In the entries below, find every line with "Japan" and copy it.

══════

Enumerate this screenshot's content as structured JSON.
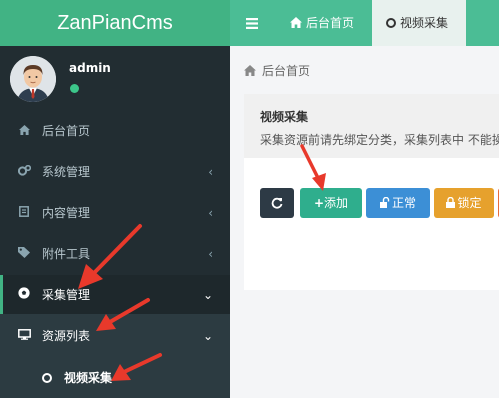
{
  "header": {
    "brand": "ZanPianCms",
    "menu_icon": "bars-icon",
    "tabs": [
      {
        "label": "后台首页",
        "icon": "home-icon"
      },
      {
        "label": "视频采集",
        "icon": "circle-icon"
      }
    ]
  },
  "user": {
    "name": "admin",
    "status_color": "#3cc68a"
  },
  "sidebar": {
    "items": [
      {
        "label": "后台首页",
        "icon": "dashboard-icon"
      },
      {
        "label": "系统管理",
        "icon": "cogs-icon"
      },
      {
        "label": "内容管理",
        "icon": "book-icon"
      },
      {
        "label": "附件工具",
        "icon": "tag-icon"
      },
      {
        "label": "采集管理",
        "icon": "soccer-ball-icon"
      },
      {
        "label": "资源列表",
        "icon": "desktop-icon"
      },
      {
        "label": "视频采集",
        "icon": "circle-icon"
      }
    ]
  },
  "breadcrumb": "后台首页",
  "callout": {
    "title": "视频采集",
    "text": "采集资源前请先绑定分类，采集列表中 不能操"
  },
  "toolbar": {
    "add": "添加",
    "normal": "正常",
    "lock": "锁定"
  },
  "colors": {
    "header": "#4bbd95",
    "sidebar": "#222d32",
    "arrow": "#e8392b"
  }
}
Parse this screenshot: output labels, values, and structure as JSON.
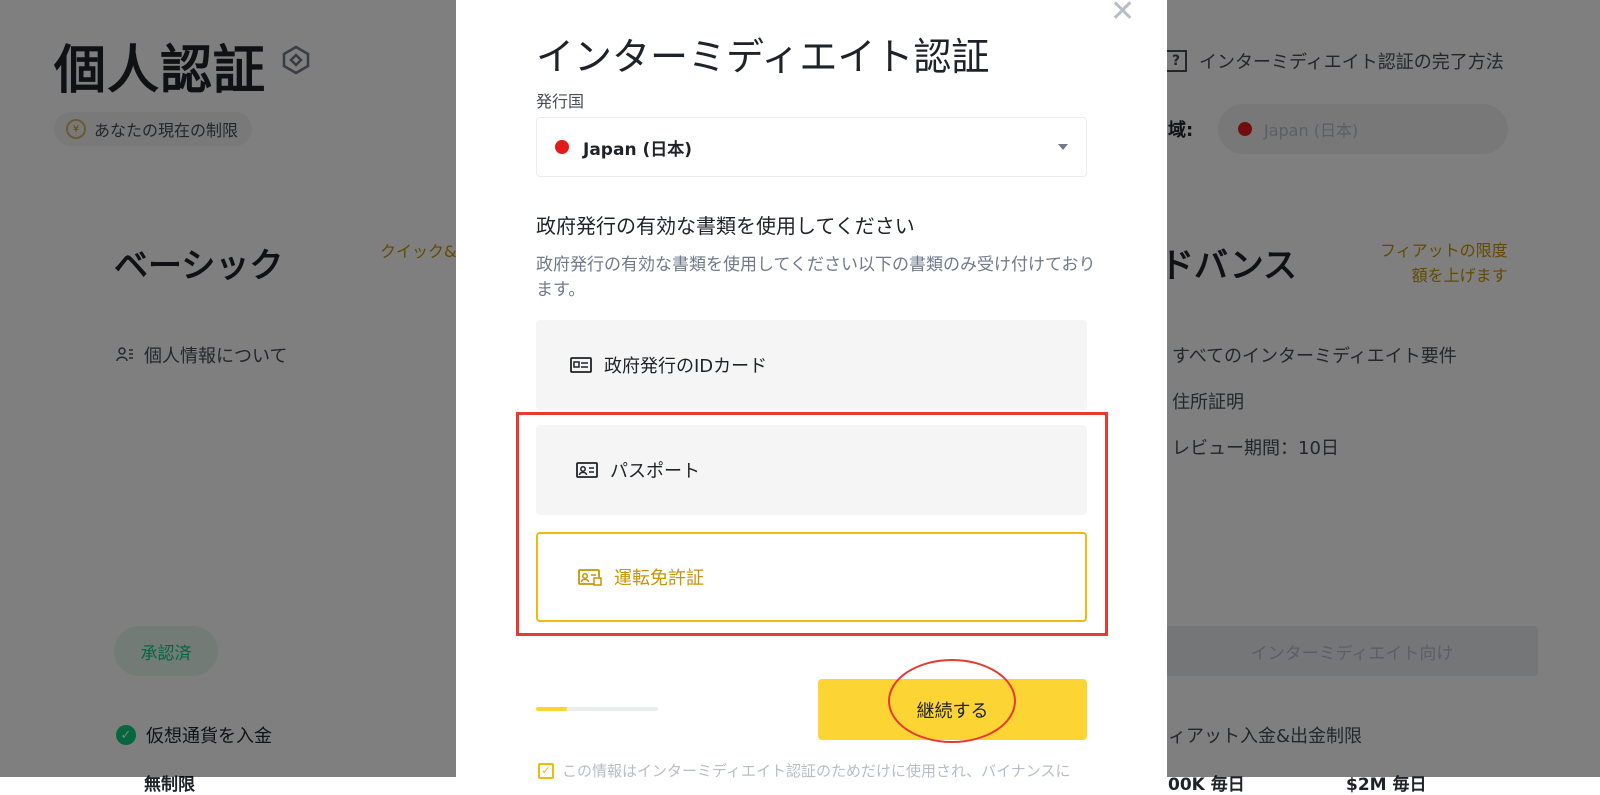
{
  "background": {
    "page_title": "個人認証",
    "limit_chip": "あなたの現在の制限",
    "howto_link": "インターミディエイト認証の完了方法",
    "region_label": "域:",
    "region_value": "Japan (日本)",
    "basic": {
      "title": "ベーシック",
      "quick_link": "クイック&",
      "requirement": "個人情報について",
      "status_badge": "承認済",
      "deposit": "仮想通貨を入金",
      "cut_text": "無制限"
    },
    "advanced": {
      "title": "ドバンス",
      "note_line1": "フィアットの限度",
      "note_line2": "額を上げます",
      "requirements": [
        "すべてのインターミディエイト要件",
        "住所証明",
        "レビュー期間：10日"
      ],
      "button_label": "インターミディエイト向け",
      "fiat_row": "ィアット入金&出金制限",
      "cut_text_1": "00K 毎日",
      "cut_text_2": "$2M 毎日"
    }
  },
  "modal": {
    "title": "インターミディエイト認証",
    "country_label": "発行国",
    "country_value": "Japan (日本)",
    "doc_heading": "政府発行の有効な書類を使用してください",
    "doc_description": "政府発行の有効な書類を使用してください以下の書類のみ受け付けております。",
    "options": [
      {
        "label": "政府発行のIDカード",
        "icon": "id-card-icon",
        "selected": false
      },
      {
        "label": "パスポート",
        "icon": "passport-icon",
        "selected": false
      },
      {
        "label": "運転免許証",
        "icon": "drivers-license-icon",
        "selected": true
      }
    ],
    "progress": 0.25,
    "continue_label": "継続する",
    "consent_text": "この情報はインターミディエイト認証のためだけに使用され、バイナンスに"
  },
  "colors": {
    "accent_yellow": "#fcd535",
    "selected_border": "#f0b90b",
    "highlight_red": "#e63b2e",
    "success_green": "#0ecb81"
  }
}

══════

**WRITTEN RESPONSE:**
    "region_value": "Japan (日本)",
    "country_value": "Japan (日本)",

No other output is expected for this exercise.